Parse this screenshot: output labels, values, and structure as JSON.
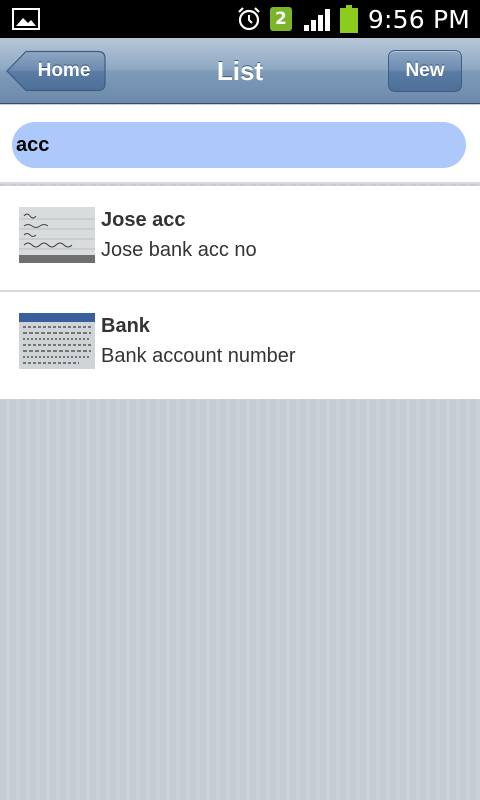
{
  "status_bar": {
    "time": "9:56 PM",
    "notification_count": "2",
    "icons": [
      "gallery-icon",
      "alarm-icon",
      "notification-badge",
      "signal-icon",
      "battery-icon"
    ],
    "colors": {
      "badge": "#7bb52a",
      "battery": "#8ccc1c"
    }
  },
  "navbar": {
    "title": "List",
    "home_label": "Home",
    "new_label": "New"
  },
  "search": {
    "value": "acc",
    "highlight_color": "#adc8fb"
  },
  "list": {
    "items": [
      {
        "title": "Jose acc",
        "subtitle": "Jose bank acc no",
        "thumbnail": "handwritten-note-thumbnail"
      },
      {
        "title": "Bank",
        "subtitle": "Bank account number",
        "thumbnail": "printed-document-thumbnail"
      }
    ]
  }
}
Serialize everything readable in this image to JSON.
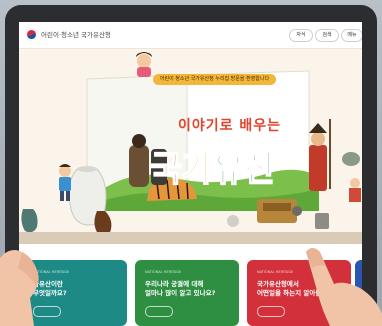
{
  "header": {
    "site_title": "어린이·청소년 국가유산청",
    "nav": [
      "자식",
      "검색",
      "메뉴"
    ]
  },
  "hero": {
    "banner": "어린이 청소년 국가유산청 누리집 방문을 환영합니다",
    "subtitle": "이야기로 배우는",
    "title_chars": [
      "국",
      "가",
      "유",
      "산"
    ]
  },
  "cards": [
    {
      "tag": "NATIONAL HERITAGE",
      "text_line1": "가유산이란",
      "text_line2": "무엇일까요?",
      "color": "#1d8a86"
    },
    {
      "tag": "NATIONAL HERITAGE",
      "text_line1": "우리나라 궁궐에 대해",
      "text_line2": "얼마나 많이 알고 있나요?",
      "color": "#2e8f43"
    },
    {
      "tag": "NATIONAL HERITAGE",
      "text_line1": "국가유산청에서",
      "text_line2": "어떤일을 하는지 알아볼까요?",
      "color": "#d2303a"
    }
  ],
  "colors": {
    "tablet": "#2b2d31",
    "page_bg": "#fbf4ea",
    "banner": "#f4b63a",
    "subtitle": "#e0462e"
  }
}
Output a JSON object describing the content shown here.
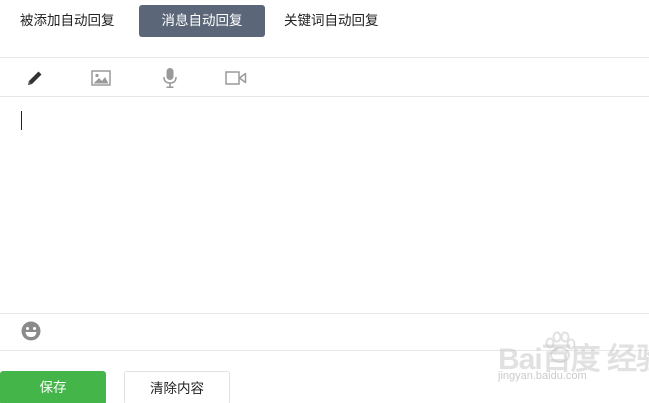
{
  "tabs": [
    {
      "label": "被添加自动回复",
      "active": false
    },
    {
      "label": "消息自动回复",
      "active": true
    },
    {
      "label": "关键词自动回复",
      "active": false
    }
  ],
  "toolbar": {
    "tools": [
      "pencil-icon",
      "image-icon",
      "microphone-icon",
      "video-icon"
    ]
  },
  "editor": {
    "content": ""
  },
  "emoji": {
    "icon": "smiley-icon"
  },
  "buttons": {
    "save_label": "保存",
    "clear_label": "清除内容"
  },
  "watermark": {
    "main": "Bai百度 经验",
    "sub": "jingyan.baidu.com"
  },
  "colors": {
    "active_tab_bg": "#5b6778",
    "save_bg": "#44b549",
    "divider": "#e7e7eb"
  }
}
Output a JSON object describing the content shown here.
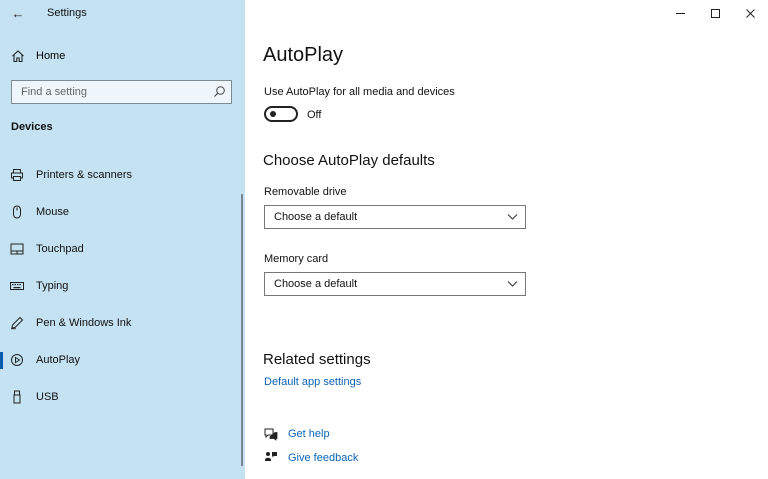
{
  "window": {
    "title": "Settings",
    "back_glyph": "←",
    "controls": {
      "minimize": "minimize-icon",
      "maximize": "maximize-icon",
      "close": "close-icon"
    }
  },
  "sidebar": {
    "home_label": "Home",
    "search_placeholder": "Find a setting",
    "section": "Devices",
    "items": [
      {
        "label": "Printers & scanners",
        "icon": "printer-icon"
      },
      {
        "label": "Mouse",
        "icon": "mouse-icon"
      },
      {
        "label": "Touchpad",
        "icon": "touchpad-icon"
      },
      {
        "label": "Typing",
        "icon": "keyboard-icon"
      },
      {
        "label": "Pen & Windows Ink",
        "icon": "pen-icon"
      },
      {
        "label": "AutoPlay",
        "icon": "autoplay-icon",
        "selected": true
      },
      {
        "label": "USB",
        "icon": "usb-icon"
      }
    ]
  },
  "main": {
    "title": "AutoPlay",
    "toggle": {
      "label": "Use AutoPlay for all media and devices",
      "state": "Off",
      "on": false
    },
    "defaults_heading": "Choose AutoPlay defaults",
    "removable": {
      "label": "Removable drive",
      "value": "Choose a default"
    },
    "memory": {
      "label": "Memory card",
      "value": "Choose a default"
    },
    "related_heading": "Related settings",
    "related_link": "Default app settings",
    "get_help": "Get help",
    "give_feedback": "Give feedback"
  },
  "colors": {
    "sidebar_bg": "#c5e2f2",
    "accent": "#0b5cad",
    "link": "#0b64b4"
  }
}
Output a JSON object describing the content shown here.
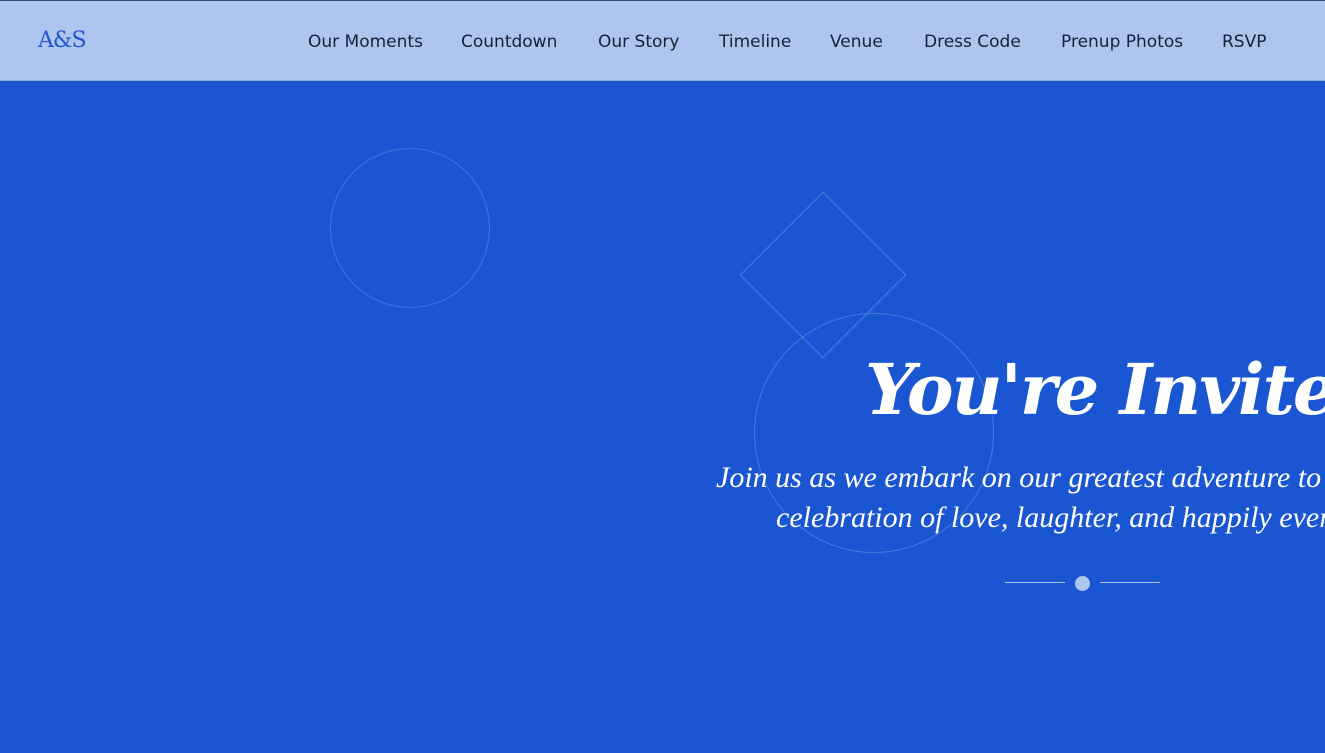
{
  "brand": {
    "logo_text": "A&S"
  },
  "nav": {
    "items": [
      {
        "label": "Our Moments"
      },
      {
        "label": "Countdown"
      },
      {
        "label": "Our Story"
      },
      {
        "label": "Timeline"
      },
      {
        "label": "Venue"
      },
      {
        "label": "Dress Code"
      },
      {
        "label": "Prenup Photos"
      },
      {
        "label": "RSVP"
      }
    ]
  },
  "hero": {
    "title": "You're Invited!",
    "subtitle_line1": "Join us as we embark on our greatest adventure to",
    "subtitle_line2": "celebration of love, laughter, and happily ever"
  },
  "colors": {
    "hero_background": "#1a56d2",
    "navbar_background": "#aec5ee",
    "nav_text": "#16203a",
    "logo": "#2455c9",
    "hero_text": "#ffffff",
    "divider": "#aec5ee"
  }
}
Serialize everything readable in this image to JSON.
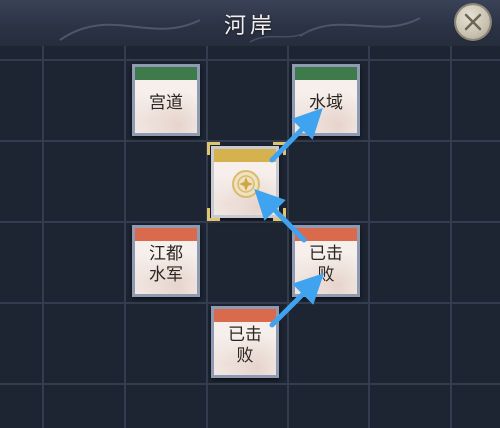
{
  "header": {
    "title": "河岸"
  },
  "tiles": {
    "gongdao": {
      "label": "宫道",
      "band_color": "#3f7a4a"
    },
    "shuiyu": {
      "label": "水域",
      "band_color": "#3f7a4a"
    },
    "jiangdu": {
      "label_line1": "江都",
      "label_line2": "水军",
      "band_color": "#d96a4d"
    },
    "defeated_right": {
      "label_line1": "已击",
      "label_line2": "败",
      "band_color": "#d96a4d"
    },
    "defeated_bottom": {
      "label_line1": "已击",
      "label_line2": "败",
      "band_color": "#d96a4d"
    },
    "current": {
      "band_color": "#d6b24f",
      "icon": "coin-star-icon"
    }
  },
  "colors": {
    "arrow": "#3fa3f0",
    "frame_corner": "#e1c46e"
  }
}
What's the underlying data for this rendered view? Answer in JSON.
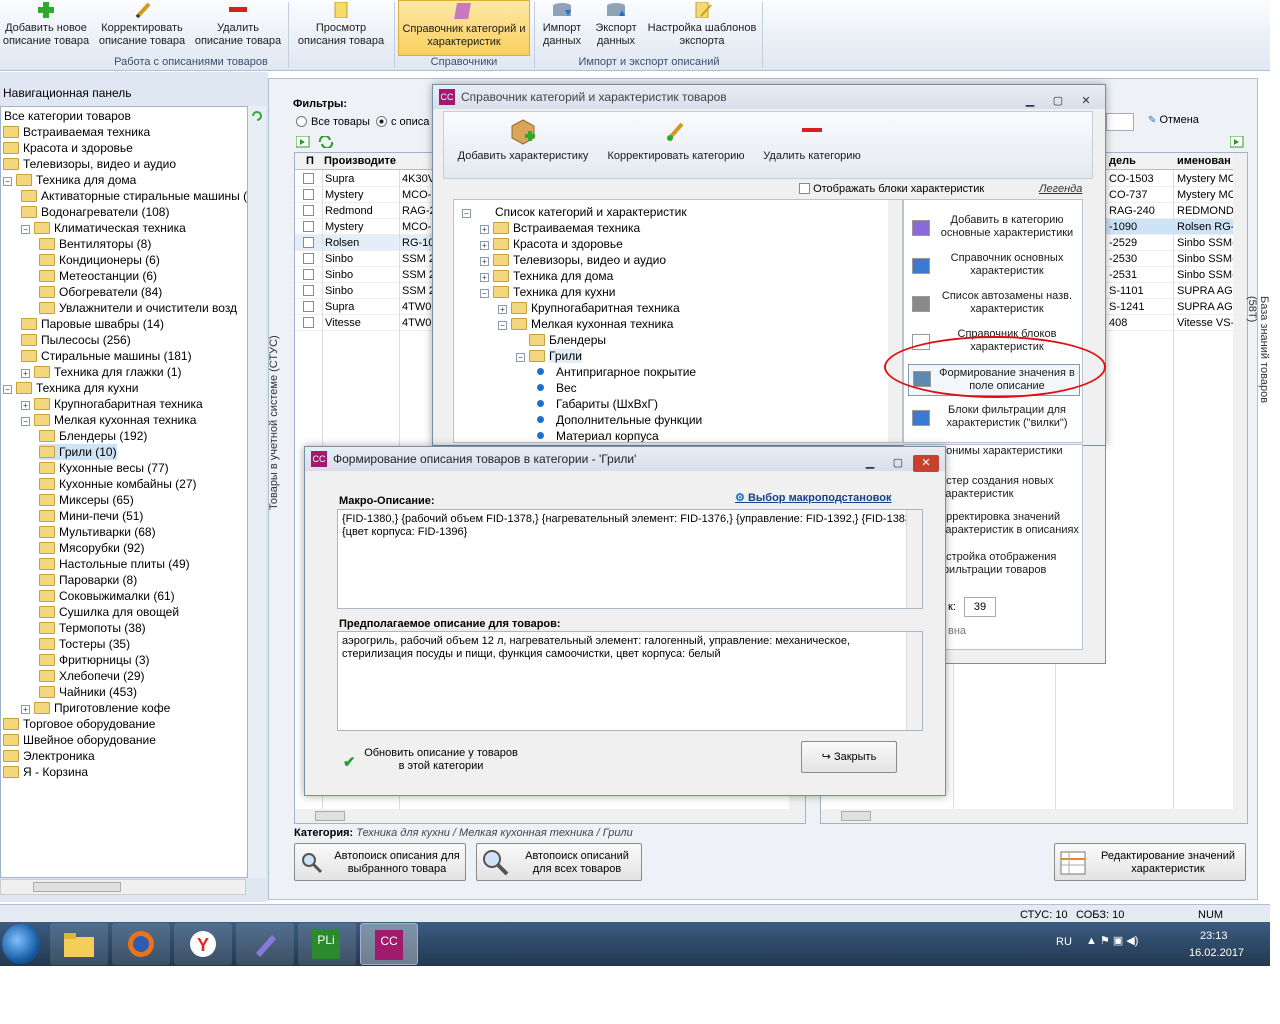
{
  "ribbon": {
    "buttons": [
      {
        "label": "Добавить новое описание товара"
      },
      {
        "label": "Корректировать описание товара"
      },
      {
        "label": "Удалить описание товара"
      },
      {
        "label": "Просмотр описания товара"
      },
      {
        "label": "Справочник категорий и характеристик"
      },
      {
        "label": "Импорт данных"
      },
      {
        "label": "Экспорт данных"
      },
      {
        "label": "Настройка шаблонов экспорта"
      }
    ],
    "groups": [
      "Работа с описаниями товаров",
      "Справочники",
      "Импорт и экспорт описаний"
    ]
  },
  "nav": {
    "title": "Навигационная панель",
    "items": [
      "Все категории товаров",
      "Встраиваемая техника",
      "Красота и здоровье",
      "Телевизоры, видео и аудио",
      "Техника для дома",
      "Активаторные стиральные машины (",
      "Водонагреватели (108)",
      "Климатическая техника",
      "Вентиляторы (8)",
      "Кондиционеры (6)",
      "Метеостанции (6)",
      "Обогреватели (84)",
      "Увлажнители и очистители возд",
      "Паровые швабры (14)",
      "Пылесосы (256)",
      "Стиральные машины (181)",
      "Техника для глажки (1)",
      "Техника для кухни",
      "Крупногабаритная техника",
      "Мелкая кухонная техника",
      "Блендеры (192)",
      "Грили (10)",
      "Кухонные весы (77)",
      "Кухонные комбайны (27)",
      "Миксеры (65)",
      "Мини-печи (51)",
      "Мультиварки (68)",
      "Мясорубки (92)",
      "Настольные плиты (49)",
      "Пароварки (8)",
      "Соковыжималки (61)",
      "Сушилка для овощей",
      "Термопоты (38)",
      "Тостеры (35)",
      "Фритюрницы (3)",
      "Хлебопечи (29)",
      "Чайники (453)",
      "Приготовление кофе",
      "Торговое оборудование",
      "Швейное оборудование",
      "Электроника",
      "Я - Корзина"
    ]
  },
  "main": {
    "side_tab": "Товары в учетной системе (СТУС)",
    "filters_label": "Фильтры:",
    "radio_all": "Все товары",
    "radio_desc": "с описа",
    "col_p": "П",
    "col_manuf": "Производите",
    "rows": [
      {
        "manuf": "Supra",
        "code": "4K30V"
      },
      {
        "manuf": "Mystery",
        "code": "MCO-"
      },
      {
        "manuf": "Redmond",
        "code": "RAG-2"
      },
      {
        "manuf": "Mystery",
        "code": "MCO-"
      },
      {
        "manuf": "Rolsen",
        "code": "RG-10"
      },
      {
        "manuf": "Sinbo",
        "code": "SSM 2"
      },
      {
        "manuf": "Sinbo",
        "code": "SSM 2"
      },
      {
        "manuf": "Sinbo",
        "code": "SSM 2"
      },
      {
        "manuf": "Supra",
        "code": "4TW0"
      },
      {
        "manuf": "Vitesse",
        "code": "4TW0"
      }
    ],
    "category_label": "Категория:",
    "category_path": "Техника для кухни / Мелкая кухонная техника / Грили",
    "btn_autosearch_one": "Автопоиск описания для выбранного товара",
    "btn_autosearch_all": "Автопоиск описаний для всех товаров"
  },
  "right": {
    "cancel": "Отмена",
    "col_model": "дель",
    "col_name": "именован",
    "side_tab": "База знаний товаров (58Т)",
    "rows": [
      {
        "model": "CO-1503",
        "name": "Mystery MC"
      },
      {
        "model": "CO-737",
        "name": "Mystery MC"
      },
      {
        "model": "RAG-240",
        "name": "REDMOND"
      },
      {
        "model": "-1090",
        "name": "Rolsen RG-"
      },
      {
        "model": "-2529",
        "name": "Sinbo SSM-"
      },
      {
        "model": "-2530",
        "name": "Sinbo SSM-"
      },
      {
        "model": "-2531",
        "name": "Sinbo SSM-"
      },
      {
        "model": "S-1101",
        "name": "SUPRA AGS"
      },
      {
        "model": "S-1241",
        "name": "SUPRA AGS"
      },
      {
        "model": "408",
        "name": "Vitesse VS-"
      }
    ],
    "btn_edit": "Редактирование значений характеристик"
  },
  "catwin": {
    "title": "Справочник категорий и характеристик товаров",
    "tb_add": "Добавить характеристику",
    "tb_edit": "Корректировать категорию",
    "tb_delete": "Удалить категорию",
    "show_blocks": "Отображать блоки характеристик",
    "legend": "Легенда",
    "tree": [
      "Список категорий и характеристик",
      "Встраиваемая техника",
      "Красота и здоровье",
      "Телевизоры, видео и аудио",
      "Техника для дома",
      "Техника для кухни",
      "Крупногабаритная техника",
      "Мелкая кухонная техника",
      "Блендеры",
      "Грили",
      "Антипригарное покрытие",
      "Вес",
      "Габариты (ШхВхГ)",
      "Дополнительные функции",
      "Материал корпуса"
    ],
    "side": [
      "Добавить в категорию основные характеристики",
      "Справочник основных характеристик",
      "Список автозамены назв. характеристик",
      "Справочник блоков характеристик",
      "Формирование значения в поле описание",
      "Блоки фильтрации для характеристик (\"вилки\")",
      "нонимы характеристики",
      "астер создания новых характеристик",
      "орректировка значений характеристик в описаниях",
      "астройка отображения фильтрации товаров"
    ],
    "count_label": "к:",
    "count_value": "39",
    "trailing": "вна"
  },
  "descwin": {
    "title": "Формирование описания товаров в категории - 'Грили'",
    "macro_label": "Макро-Описание:",
    "macro_link": "Выбор макроподстановок",
    "macro_text": "{FID-1380,} {рабочий объем FID-1378,} {нагревательный элемент: FID-1376,} {управление: FID-1392,} {FID-1383,} {цвет корпуса: FID-1396}",
    "preview_label": "Предполагаемое описание для товаров:",
    "preview_text": "аэрогриль, рабочий объем 12 л, нагревательный элемент: галогенный, управление: механическое, стерилизация посуды и пищи, функция самоочистки, цвет корпуса: белый",
    "update_label": "Обновить описание у товаров в этой категории",
    "close_label": "Закрыть"
  },
  "status": {
    "stus": "СТУС: 10",
    "sobz": "СОБЗ: 10",
    "num": "NUM"
  },
  "taskbar": {
    "lang": "RU",
    "time": "23:13",
    "date": "16.02.2017"
  },
  "colors": {
    "accent": "#1e72c8",
    "highlight": "#cfe3f7",
    "circle": "#e01010",
    "brand": "#a01a6e"
  }
}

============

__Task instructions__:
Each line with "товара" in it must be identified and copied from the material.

__Exercise solution__:
        "label": "Добавить новое описание товара"
        "label": "Корректировать описание товара"
        "label": "Удалить описание товара"
        "label": "Просмотр описания товара"
    "btn_autosearch_one": "Автопоиск описания для выбранного товара",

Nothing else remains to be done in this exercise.